Mold has become a big topic of conversation in the media here in California and elsewhere in recent years. While most of the press covered household toxic mold issues, commercial buildings are just as susceptible. As a commercial tenant, you may wonder whether you or your landlord pay for the damage the mold has done.
It is a good time to be a landlord in Orange County. The area has seen the highest increase in commercial tenant growth in the United States. In the last two years, the rental market has increased by a staggering 23 percent. Rents have gone up as well.
Many businesses here in Orange County rent the space in which they conduct their business. As a commercial tenant, many of them are presented with boiler plate lease documents that more than likely favor the landlord. What they need to know is that they can negotiate better terms.
Malls are not dead. Despite the fact many California malls now contain dark and empty retail space where thriving department stores used to be, experts say mall managers are seeking a different kind of commercial tenant to fill the vacant spaces. While tenants like Sears, J.C. Penney and Saks Fifth Avenue traditionally held the position of anchor stores, those spaces may now house more exciting offerings.

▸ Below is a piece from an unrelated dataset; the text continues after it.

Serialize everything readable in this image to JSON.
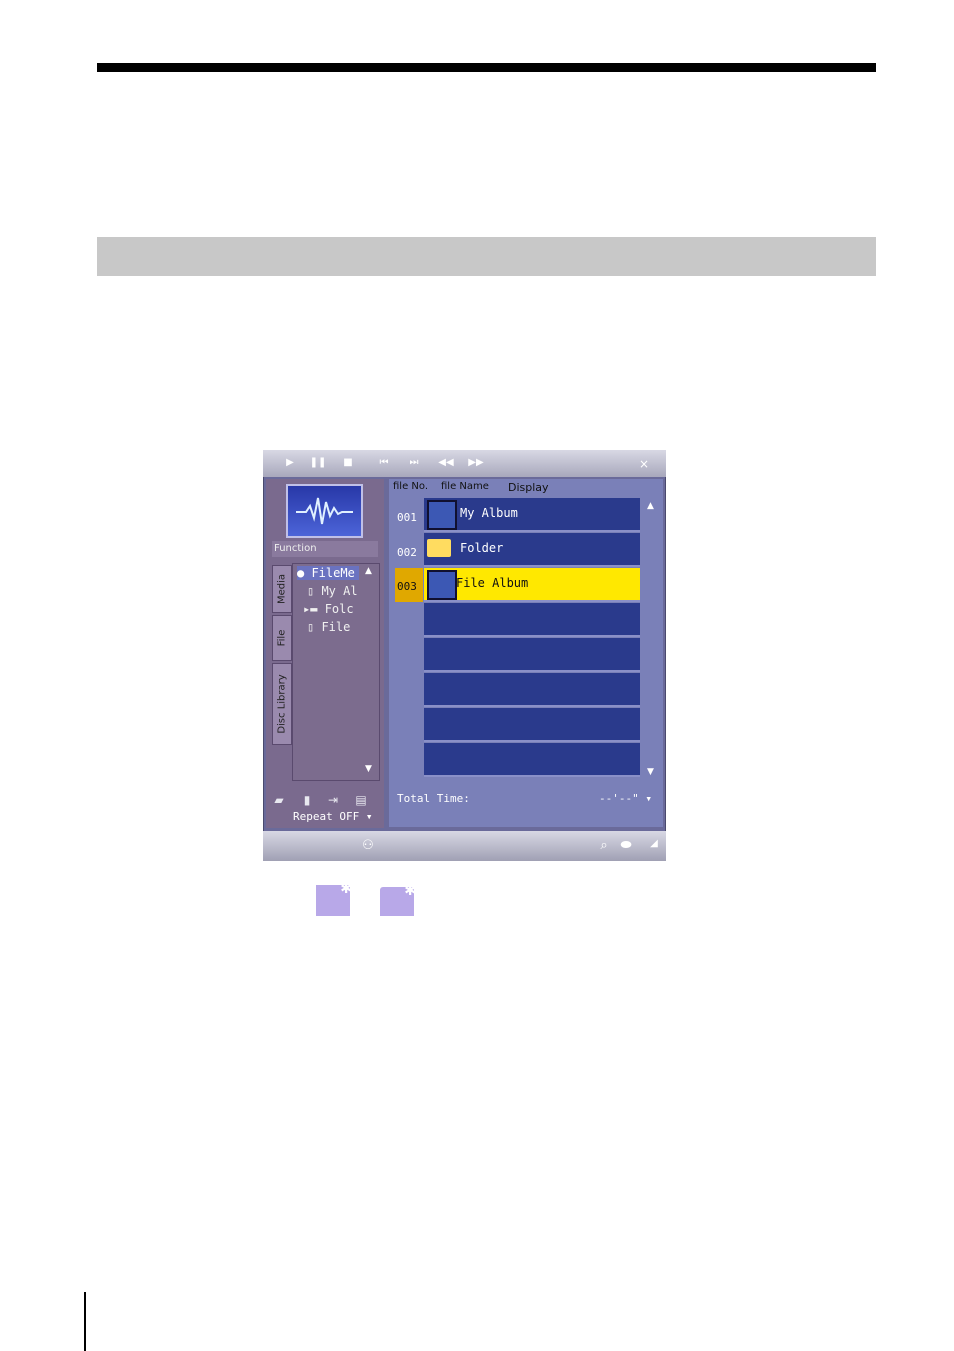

Even with a lease, a landlord cannot always trust the other party to follow through. Perhaps you have a commercial tenant in a property here in California who owes back rent or otherwise violated the terms of the lease you and the tenant signed. You may already know that you have grounds for eviction, but need help with the process.
Tenants throughout California received another win in with strong legislation protections recently. According to a new state law that took effect on July 1, landlords are now required to inform tenants of instances of bedbugs. It also offers guidelines for how tenants should report infestations to landlords. The law does not take effect for existing leases until Jan. 1, 2018.

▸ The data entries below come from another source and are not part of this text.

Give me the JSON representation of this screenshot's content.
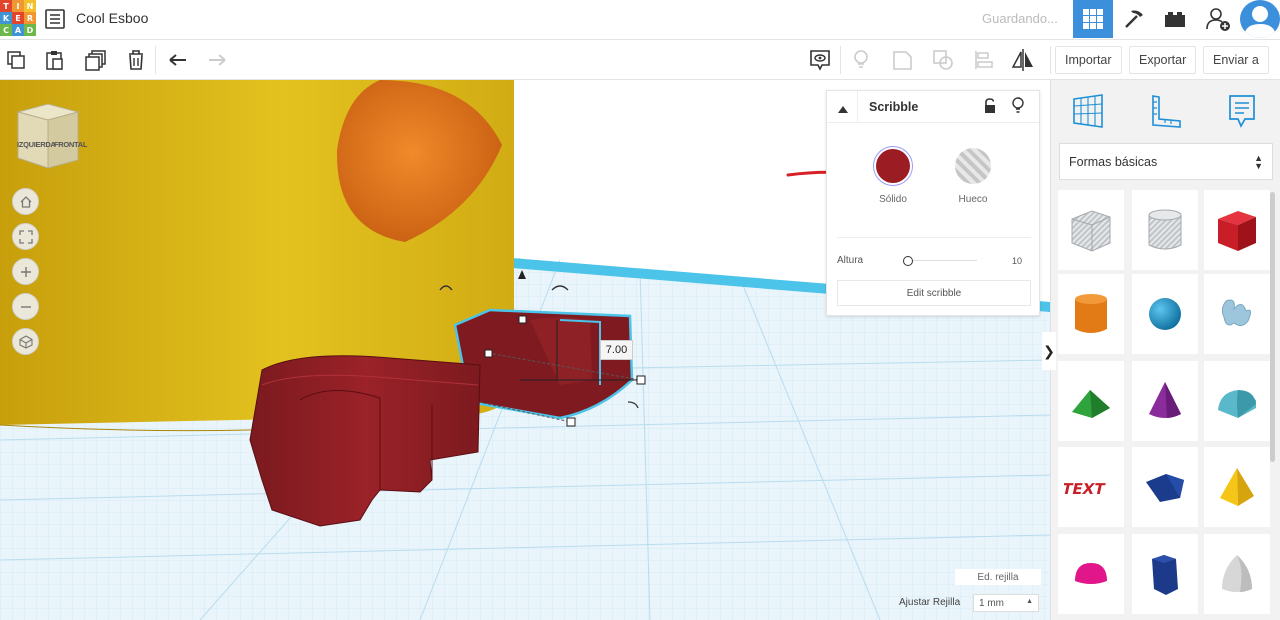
{
  "app": {
    "logo_letters": [
      "T",
      "I",
      "N",
      "K",
      "E",
      "R",
      "C",
      "A",
      "D"
    ],
    "logo_colors": [
      "#e2452c",
      "#f19630",
      "#f3c22b",
      "#3f95d3",
      "#e2452c",
      "#f19630",
      "#6cb84b",
      "#3f95d3",
      "#6cb84b"
    ],
    "title": "Cool Esboo",
    "status": "Guardando..."
  },
  "header_icons": [
    "grid-view-icon",
    "pickaxe-icon",
    "bricks-icon",
    "add-user-icon",
    "user-avatar-icon"
  ],
  "toolbar": {
    "tools": [
      "copy-icon",
      "paste-icon",
      "duplicate-icon",
      "delete-icon",
      "undo-icon",
      "redo-icon"
    ],
    "view_tools": [
      "notes-icon",
      "light-icon",
      "group-icon",
      "hole-group-icon",
      "align-icon",
      "mirror-icon"
    ],
    "import_label": "Importar",
    "export_label": "Exportar",
    "send_label": "Enviar a"
  },
  "viewcube": {
    "left_face": "IZQUIERDA",
    "front_face": "FRONTAL"
  },
  "view_controls": [
    "home-icon",
    "fit-view-icon",
    "zoom-in-icon",
    "zoom-out-icon",
    "projection-icon"
  ],
  "scene": {
    "dimension_value": "7.00",
    "colors": {
      "body": "#d9b516",
      "beak": "#e07a1c",
      "feet": "#8e1f24",
      "grid": "#b9dcee",
      "select": "#4cc3e8"
    }
  },
  "inspector": {
    "title": "Scribble",
    "solid_label": "Sólido",
    "hole_label": "Hueco",
    "solid_color": "#9c1c24",
    "height_label": "Altura",
    "height_value": "10",
    "height_level": 0,
    "edit_label": "Edit scribble"
  },
  "panel": {
    "tabs": [
      "workplane-icon",
      "ruler-icon",
      "notes-panel-icon"
    ],
    "shape_category": "Formas básicas",
    "shapes": [
      "box-hole",
      "cylinder-hole",
      "box",
      "cylinder",
      "sphere",
      "scribble",
      "roof",
      "cone",
      "round-roof",
      "text",
      "polygon",
      "pyramid",
      "half-sphere",
      "hexagonal-prism",
      "paraboloid"
    ]
  },
  "grid": {
    "edit_label": "Ed. rejilla",
    "snap_label": "Ajustar Rejilla",
    "snap_value": "1 mm"
  }
}
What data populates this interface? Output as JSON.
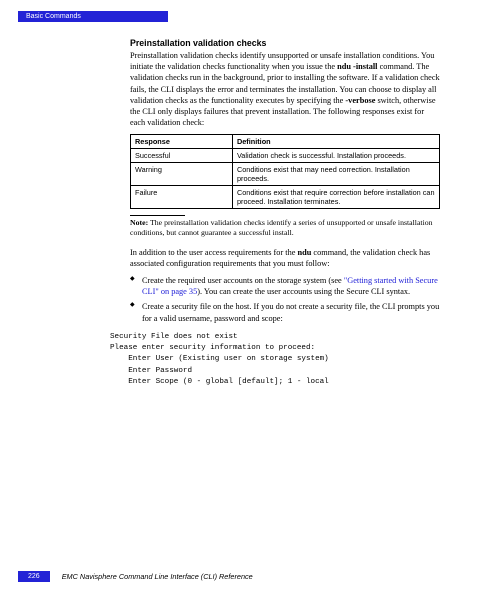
{
  "header": {
    "tab": "Basic Commands"
  },
  "section": {
    "title": "Preinstallation validation checks",
    "para1_a": "Preinstallation validation checks identify unsupported or unsafe installation conditions. You initiate the validation checks functionality when you issue the ",
    "para1_cmd1": "ndu -install",
    "para1_b": " command. The validation checks run in the background, prior to installing the software. If a validation check fails, the CLI displays the error and terminates the installation. You can choose to display all validation checks as the functionality executes by specifying the ",
    "para1_cmd2": "-verbose",
    "para1_c": " switch, otherwise the CLI only displays failures that prevent installation. The following responses exist for each validation check:"
  },
  "table": {
    "headers": {
      "response": "Response",
      "definition": "Definition"
    },
    "rows": [
      {
        "response": "Successful",
        "definition": "Validation check is successful. Installation proceeds."
      },
      {
        "response": "Warning",
        "definition": "Conditions exist that may need correction. Installation proceeds."
      },
      {
        "response": "Failure",
        "definition": "Conditions exist that require correction before installation can proceed. Installation terminates."
      }
    ]
  },
  "note": {
    "label": "Note:",
    "text": " The preinstallation validation checks identify a series of unsupported or unsafe installation conditions, but cannot guarantee a successful install."
  },
  "para2_a": "In addition to the user access requirements for the ",
  "para2_cmd": "ndu",
  "para2_b": " command, the validation check has associated configuration requirements that you must follow:",
  "bullets": [
    {
      "a": "Create the required user accounts on the storage system (see ",
      "link": "\"Getting started with Secure CLI\" on page 35",
      "b": "). You can create the user accounts using the Secure CLI syntax."
    },
    {
      "a": "Create a security file on the host. If you do not create a security file, the CLI prompts you for a valid username, password and scope:",
      "link": "",
      "b": ""
    }
  ],
  "code": "Security File does not exist\nPlease enter security information to proceed:\n    Enter User (Existing user on storage system)\n    Enter Password\n    Enter Scope (0 - global [default]; 1 - local",
  "footer": {
    "page": "226",
    "text": "EMC Navisphere Command Line Interface (CLI) Reference"
  }
}
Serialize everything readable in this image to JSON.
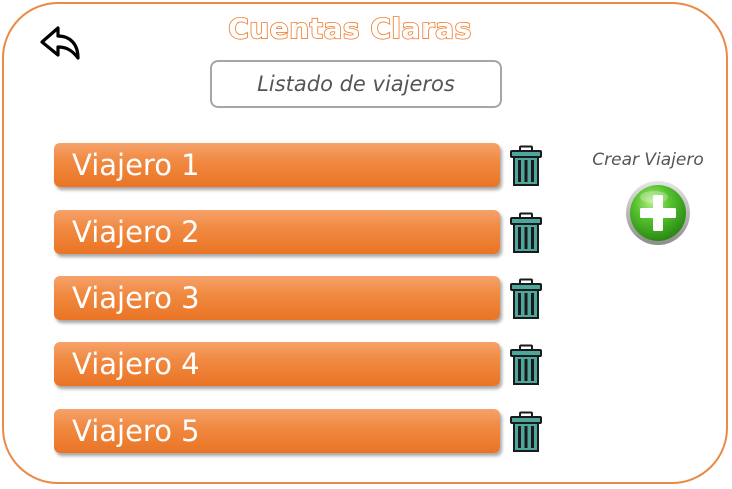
{
  "header": {
    "title": "Cuentas Claras",
    "subtitle": "Listado de viajeros"
  },
  "travelers": [
    {
      "label": "Viajero 1"
    },
    {
      "label": "Viajero 2"
    },
    {
      "label": "Viajero 3"
    },
    {
      "label": "Viajero 4"
    },
    {
      "label": "Viajero 5"
    }
  ],
  "create": {
    "label": "Crear Viajero"
  },
  "icons": {
    "back": "back-arrow-icon",
    "delete": "trash-icon",
    "create": "plus-circle-icon"
  },
  "colors": {
    "frame": "#e98a46",
    "title_outline": "#ee7a2a",
    "traveler_button": "#f08a42",
    "trash": "#4ea79d",
    "create_button": "#3fae2a"
  }
}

As a tenant, you may find that you have a problem that you believe your landlord should fix, but the landlord does not believe he or she must fix. In these circumstances, it is helpful to understand the limits of what you can expect a landlord to cover and how you might compel a landlord to fix a minor problem even if he or she does not technically have to.

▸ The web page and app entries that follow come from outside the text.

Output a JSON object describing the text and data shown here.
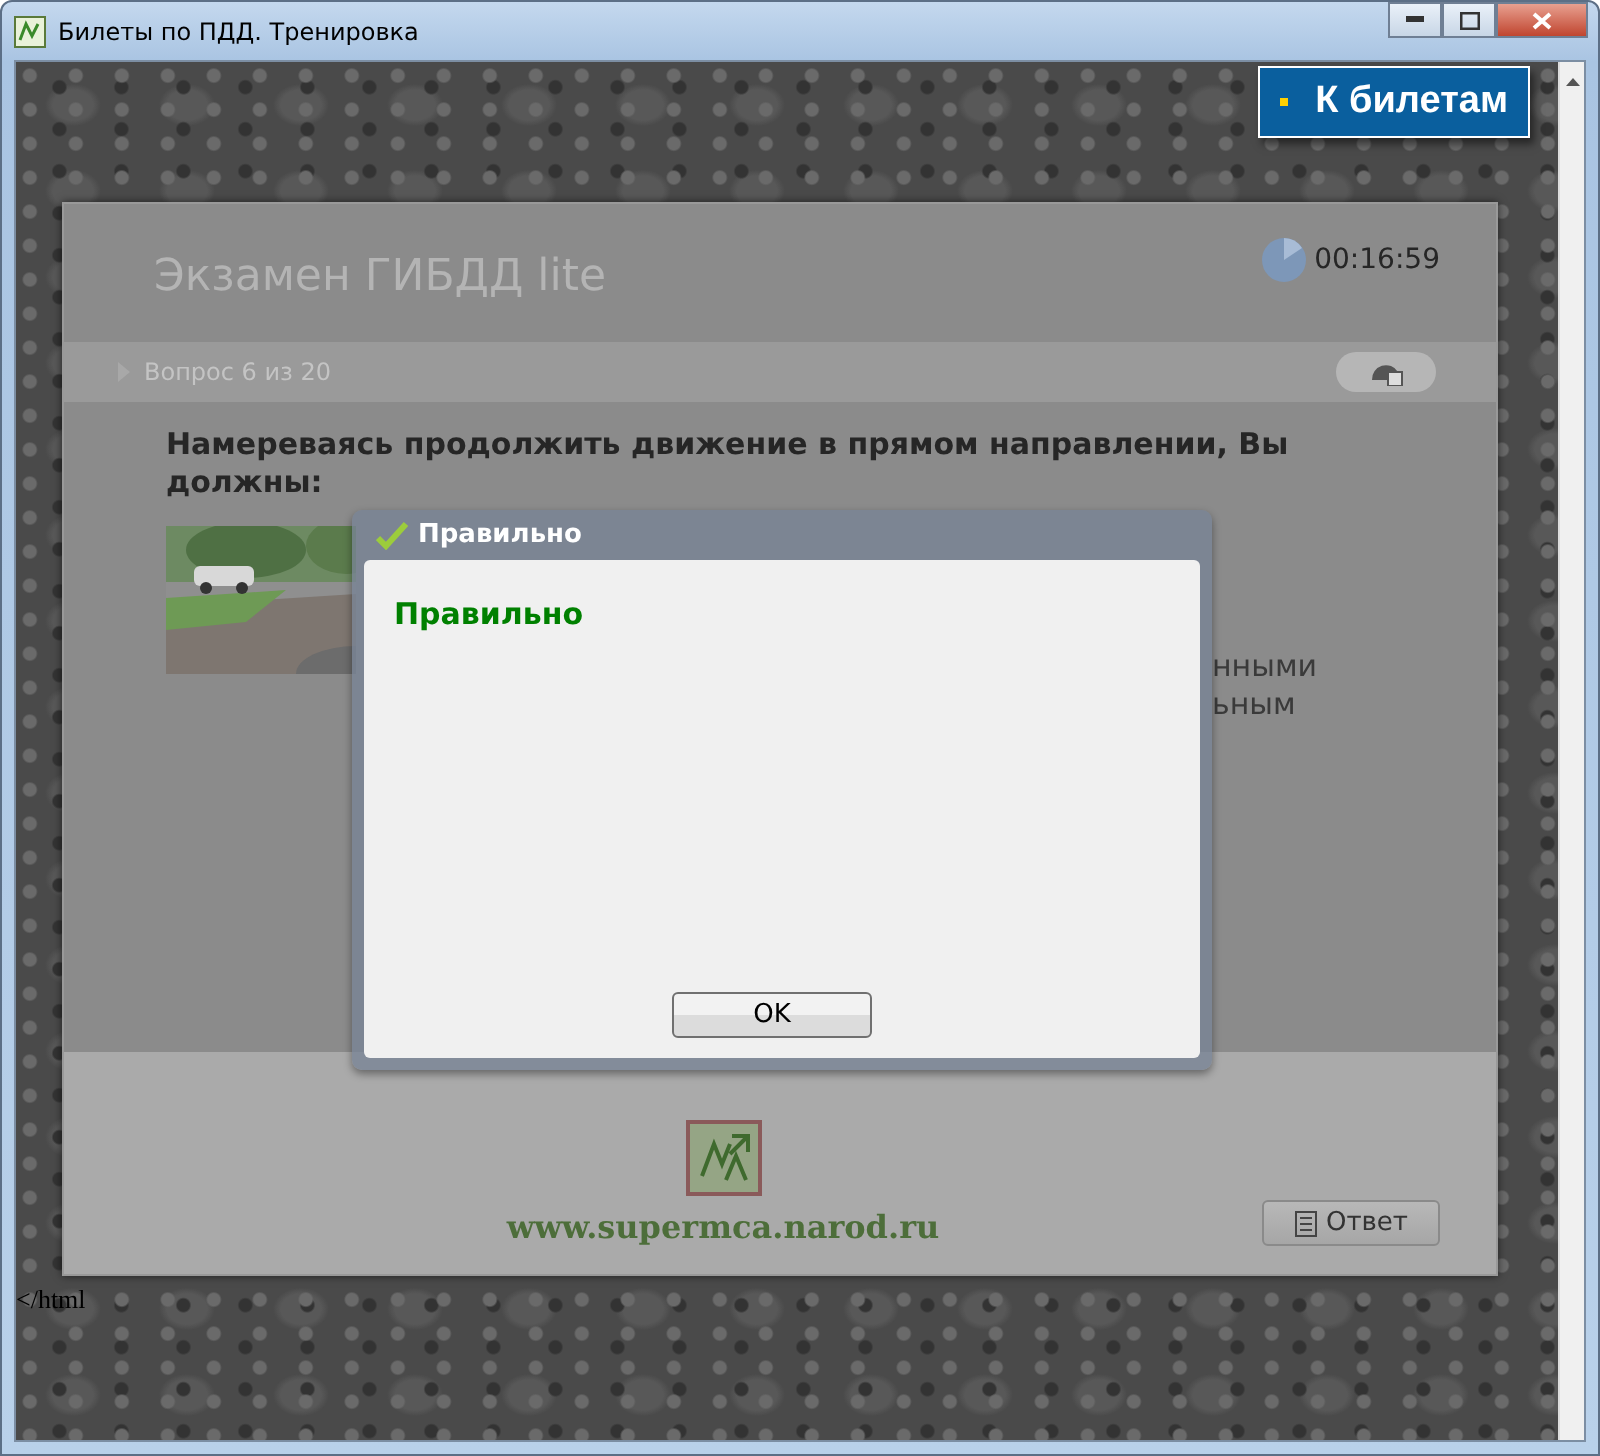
{
  "window": {
    "title": "Билеты по ПДД. Тренировка"
  },
  "nav_button": {
    "label": "К билетам"
  },
  "exam": {
    "title": "Экзамен ГИБДД lite",
    "timer": "00:16:59",
    "progress": "Вопрос 6 из 20",
    "question": "Намереваясь продолжить движение в прямом направлении, Вы должны:",
    "answer_visible_fragments": [
      "нными",
      "ьным"
    ],
    "site_link": "www.supermca.narod.ru",
    "answer_button": "Ответ"
  },
  "page_footer": "</html",
  "dialog": {
    "title": "Правильно",
    "message": "Правильно",
    "button": "OK"
  }
}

Tenants often feel as though they have few options when the space they rent has frustrating or dangerous conditions. However, depending on the nature of the condition in question, California law may offer tenants recourse to hold a landlord accountable for unacceptable conditions in a rental space. This is particularly true of spaces with mold infestations. As of 2016, the presence of mold in a rental space qualifies as a substandard housing condition.
As a renter, whether commercial or residential, it can often feel as though you are at the mercy of your landlord, even when he or she is not always reasonable. While this is an understandable feeling, this does not have to be the case in practice. There are a number of steps you can take even before you sign a lease that can help protect your rights as a renter throughout your lease and beyond.
The statewide legalization of recreational marijuana use continues to create frustrating legal conflicts, especially when it comes to where one can legally possess or use marijuana. Many tenants now face the difficult reality that their landlords may forbid them from growing, smoking or even keeping marijuana on the premises. Is this legal for landlords to do? It all depends on your lease.